Switch-level GDS oversampling

Overview and description of the Switch-level GDS oversampling feature in Typhoon HIL Control Center. Switch-level GDS oversampling is designed to compensate all GDS transitions within one simulation step, in contrast to global GDS oversampling.

Switch-level GDS oversampling is implemented at component level. Check Table 1 to see which components support Switch-level GDS oversampling. While most models works well with Global GDS oversampling, those models which have a high switching frequency and where more than one GDS transition can happen during one simulation step should be simulated using Switch-level GDS oversampling. Typical examples are Dual-Active-Bridge and Resonant converter applications.
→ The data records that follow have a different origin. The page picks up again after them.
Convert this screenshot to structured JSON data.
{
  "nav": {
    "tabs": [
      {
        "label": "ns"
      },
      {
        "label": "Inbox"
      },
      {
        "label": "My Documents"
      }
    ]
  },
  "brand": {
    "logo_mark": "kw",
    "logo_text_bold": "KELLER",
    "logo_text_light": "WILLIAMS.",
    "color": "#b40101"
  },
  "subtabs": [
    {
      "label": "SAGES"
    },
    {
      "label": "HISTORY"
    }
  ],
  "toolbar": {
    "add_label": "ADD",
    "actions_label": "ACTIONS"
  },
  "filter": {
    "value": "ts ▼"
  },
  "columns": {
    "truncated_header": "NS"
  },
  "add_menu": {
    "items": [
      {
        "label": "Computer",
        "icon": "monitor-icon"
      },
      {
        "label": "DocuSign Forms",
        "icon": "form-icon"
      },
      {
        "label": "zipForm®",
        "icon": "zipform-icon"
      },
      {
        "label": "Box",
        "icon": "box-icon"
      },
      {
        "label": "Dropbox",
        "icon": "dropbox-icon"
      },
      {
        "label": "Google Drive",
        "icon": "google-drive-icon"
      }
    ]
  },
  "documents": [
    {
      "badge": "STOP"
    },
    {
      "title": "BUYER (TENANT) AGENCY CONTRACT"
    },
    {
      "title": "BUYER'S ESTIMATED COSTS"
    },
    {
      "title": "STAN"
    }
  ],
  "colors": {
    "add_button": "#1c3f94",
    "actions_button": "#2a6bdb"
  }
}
Note: If Switch-level GDS oversampling is enabled in a component that supports it, Global GDS oversampling will be ignored for all components in the same sub-circuit.
Note: Switch-level GDS oversampling does not support short circuit mode operation.
Table 1. Converters that supports Switch-level GDS oversampling
Converters that supports Switch-level GDS oversampling
Converter name Weight
IGBT Leg 1
Boost 1
The working principle of Switch-level GDS oversampling is explained using an IGBT Leg example. As mentioned earlier, Switch-level GDS oversampling is designed to compensate all GDS transitions within one simulation step. This is done in the following way:
  1. Average duty cycle for every controllable switch is calculated at the simulation step level. Because of that, all transitions will be compensated. In Figure 1 you can see two gate drive signals whose values are changed during one simulation step. Also, you can see how the average duty cycle changes for both signals. These average duty cycle values are fed into the converter. The duty cycle will be calculated very precisely thanks to a small GDS sampling period. Check GDS oversampling for more details.
  2. The converter receives information about duty cycles of the gate drive signals, and then this information is used to calculate the converter’s output. The converter is modelled using controlled voltage and current sources. Figure 2 shows the model of an IGBT Leg component which uses Switch-Level GDS oversampling. Voltage and current sources are controlled by average GDS duty cycles. Since averaging is done at the simulation step level and the simulation step period is small in comparison to the PWM period, the switching ripple will be preserved. Since diodes are present in the model, the component supports discontinuous conduction mode.
Figure 1. Two gate drive signals and their duty cycles between simulation steps
Figure 2. Implementation of an IGBT Leg component which uses Switch-level GDS oversampling
Figure 3 shows a model that includes an IGBT Leg that uses Switch-level GDS oversampling, while Figure 4 shows a comparison of results observed from this model with the reference results that are observed with the offline solver. You can see that a difference occurs in the moments when the GDS is changed, but it is obvious that the converter successfully compensates an error that would be present due to sampling error in the case when Switch-level GDS oversampling is not used. Also, it is important to mention that due to algorithm complexity, Switch-level GDS oversampling introduces a delay of one simulation step between the GDS inputs and the states outputs. That can be observed from the results, as it is obvious that L_SL_gds_ovs is delayed by one simulation step relative to L_reference.
Figure 3. Model which includes an IGBT Leg that uses Switch-level GDS oversampling
Figure 4. Comparison of results observed by an offline simulator (reference results) with results observed from model that uses Switch-level GDS oversampling
Figure 5 shows a model of the Dual-Active-Bridge converter. The switching frequency is set to 80 kHz, while the simulation step is set to 0.5 microseconds. This model is simulated using the Switch-level GDS oversampling feature. Figure 6 shows results observed from the simulation. As you can see, observed results are as expected and all waveforms have their expected shapes. So, it is possible to precisely simulate a DAB converter if Switch-level GDS oversampling is used, even in the case when the switching frequency is relatively large.
Figure 5. Model of a Dual-Active-Bridge converter
Figure 6. Simulation results observed from the Dual-Active-Bridge converter model

GDS Oversampling frequency and minimum timestep

The GDS Oversampling resolution is defined by the IO Timing of the device. This means it can be as high as 6.25 ns for HIL402, 602+, and 604 devices, and 3.5 ns for HIL404 and HIL606 devices.